Bastnäsite - Encyclopedia

    Class : Carbonates, Nitrates, Borates
    Subclass : Anhydrous carbonates
    Crystal system : Hexagonal
    Chemistry : (Ce,La,Nd)CO3F
    Rarity : Rare


Bastnäsite was initially considered to be a cerium carbonate. However, cerium is often replaced by other rare earths such as lanthanum, neodymium, praseodymium or yttrium in such high proportions that it can become a minority. These important substitutions led to consider bastnäsite as a group composed of several minerals defined before as varieties : bastnäsite-(La), bastnäsite-(Y), bastnäsite-(Ce), according to the dominant element. In addition to these substitutions, bastnäsites also often contain calcium, thorium or uranium, responsible for the metameral state of certain crystals. It is typically found in nepheline syenites and sodic granites and especially in their pegmatites, it can also be found in skarns in contact with these same rocks.

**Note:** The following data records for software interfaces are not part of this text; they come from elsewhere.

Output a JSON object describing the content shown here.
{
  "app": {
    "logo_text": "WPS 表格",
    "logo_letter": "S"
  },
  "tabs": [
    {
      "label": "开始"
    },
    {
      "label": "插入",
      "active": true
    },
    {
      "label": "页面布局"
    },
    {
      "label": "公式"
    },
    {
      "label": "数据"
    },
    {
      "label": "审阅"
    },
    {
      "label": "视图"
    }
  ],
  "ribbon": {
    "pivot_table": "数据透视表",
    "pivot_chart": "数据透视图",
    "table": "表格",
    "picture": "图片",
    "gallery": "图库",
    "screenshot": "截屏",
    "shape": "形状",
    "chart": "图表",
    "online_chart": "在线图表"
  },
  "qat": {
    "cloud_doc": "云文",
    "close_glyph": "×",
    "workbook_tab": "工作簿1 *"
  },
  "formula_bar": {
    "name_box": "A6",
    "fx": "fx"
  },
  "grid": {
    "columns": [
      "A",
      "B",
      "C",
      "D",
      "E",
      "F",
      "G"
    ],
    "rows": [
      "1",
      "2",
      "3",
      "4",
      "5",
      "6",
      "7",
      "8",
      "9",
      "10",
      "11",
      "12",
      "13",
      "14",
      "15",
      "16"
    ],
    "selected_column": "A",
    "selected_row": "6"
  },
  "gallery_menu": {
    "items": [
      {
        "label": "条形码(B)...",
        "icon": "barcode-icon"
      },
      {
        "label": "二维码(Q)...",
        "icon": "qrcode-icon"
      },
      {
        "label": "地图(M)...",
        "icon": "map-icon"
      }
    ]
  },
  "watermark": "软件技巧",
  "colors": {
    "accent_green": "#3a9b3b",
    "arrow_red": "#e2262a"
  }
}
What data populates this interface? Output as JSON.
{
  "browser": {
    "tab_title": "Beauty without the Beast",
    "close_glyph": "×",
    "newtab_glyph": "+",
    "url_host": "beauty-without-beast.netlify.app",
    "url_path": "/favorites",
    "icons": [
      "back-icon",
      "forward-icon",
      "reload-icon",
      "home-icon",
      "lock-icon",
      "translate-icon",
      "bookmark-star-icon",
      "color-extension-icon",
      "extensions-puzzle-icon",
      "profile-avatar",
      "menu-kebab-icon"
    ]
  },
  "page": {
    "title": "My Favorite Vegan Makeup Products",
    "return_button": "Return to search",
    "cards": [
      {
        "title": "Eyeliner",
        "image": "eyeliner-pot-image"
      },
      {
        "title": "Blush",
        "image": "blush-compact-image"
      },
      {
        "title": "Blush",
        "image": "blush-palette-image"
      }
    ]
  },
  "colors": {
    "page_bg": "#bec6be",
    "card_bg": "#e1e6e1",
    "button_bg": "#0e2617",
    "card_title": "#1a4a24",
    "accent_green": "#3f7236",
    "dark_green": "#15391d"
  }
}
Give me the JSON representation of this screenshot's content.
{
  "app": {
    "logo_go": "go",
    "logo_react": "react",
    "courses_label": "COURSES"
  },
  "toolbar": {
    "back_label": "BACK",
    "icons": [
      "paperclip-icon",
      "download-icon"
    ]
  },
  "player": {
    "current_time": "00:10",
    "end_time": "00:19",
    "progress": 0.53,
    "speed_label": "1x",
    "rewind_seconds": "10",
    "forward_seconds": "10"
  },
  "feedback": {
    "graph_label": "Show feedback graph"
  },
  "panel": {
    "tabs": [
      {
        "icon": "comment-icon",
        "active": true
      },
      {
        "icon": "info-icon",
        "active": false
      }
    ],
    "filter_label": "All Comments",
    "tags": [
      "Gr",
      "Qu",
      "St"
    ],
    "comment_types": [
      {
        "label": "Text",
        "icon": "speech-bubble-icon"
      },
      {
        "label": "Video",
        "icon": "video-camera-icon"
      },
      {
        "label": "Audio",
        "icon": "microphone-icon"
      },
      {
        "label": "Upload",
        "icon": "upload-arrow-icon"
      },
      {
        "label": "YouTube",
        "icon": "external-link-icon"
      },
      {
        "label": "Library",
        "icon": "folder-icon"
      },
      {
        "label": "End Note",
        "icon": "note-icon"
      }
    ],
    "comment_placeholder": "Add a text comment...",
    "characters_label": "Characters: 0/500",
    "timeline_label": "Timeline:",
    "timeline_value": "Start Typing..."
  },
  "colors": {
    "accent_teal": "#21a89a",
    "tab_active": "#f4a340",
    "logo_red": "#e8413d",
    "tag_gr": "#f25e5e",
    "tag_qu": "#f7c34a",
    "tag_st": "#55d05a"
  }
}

More rarely, it is present in hydrothermal mesomiosis deposits in dolomitic environments (Trimouns, France). Although common in alluviums, its outcropping is easy, bastnäsite evolving into various rare earth compounds such as lanthanite. This mineral owes its name to its locality of discovery : Bastnäs, Sweden. It is presented in tabular crystals with hexagonal shapes, sometimes of large sizes superimposed to form structures in stack of plates. It is also found in stony, granular or lamellar masses. Transparent to translucent, it has a pale gray-yellow hue, yellow to brownish yellow and brown-red. Crystals are rare, they are sought after collectors, it is also a mineral that can be faceted for jewelry. It is also an important rare earth mineral, extracted in two giant deposits : Bayan Obo (China) and Mountain Pass (California, USA) where good crystals have however not been reported.

Bastnäsite-(Ce) color-change from Trimouns, Luzenac, France
Bastnäsite-(Ce) color-change from Trimouns, Luzenac, France
Bastnäsite-(Ce) color-change from Trimouns, Luzenac, France

0.35 ct faceted bastnäsite from Pakistan

Bastnäsite in the World

Splendid metamorphic crystals exceeding 30 cm in diameter (the largest known) assembled in groups weighing up to 55 kg were discovered in the alkaline pegmatites of Madagascar (Andakatany). Good crystals also come from the Swiss alkaline granites (Piz Blas and Piz Rendadura) and Italians (Baveno), as well as from Sweden without forgetting the Pakistani alkaline granites which produced crystals up to 7 cm.

Bastnäsite in France

In France, the most beautiful bastnäsites come from the Talc quarry of Trimouns, Luzenac (Ariège, France). Yellow-green to red-brown hexagonal "color change" crystals up to 3.5 cm crystallize on dolomite and are associated with parisite, monazite, allanite-dissakisite, and calcite.

Twinning and special crystallizations

No twinning known for the species

Fakes and scams

No fake known for this species.



Hardness : 4 to 4.5
Density : 4.9 to 5.2
Fracture : Irregular
Streak : White



TP : Translucent to transparent
IR : 1.717 to 1.823
Birefringence : 0.101
Optical character : Uniaxial +
Pleochroism : Weak
Fluorescence : None


Solubility : Hydrochloric or nitric acid

Magnetism : None
Radioactivity : Weak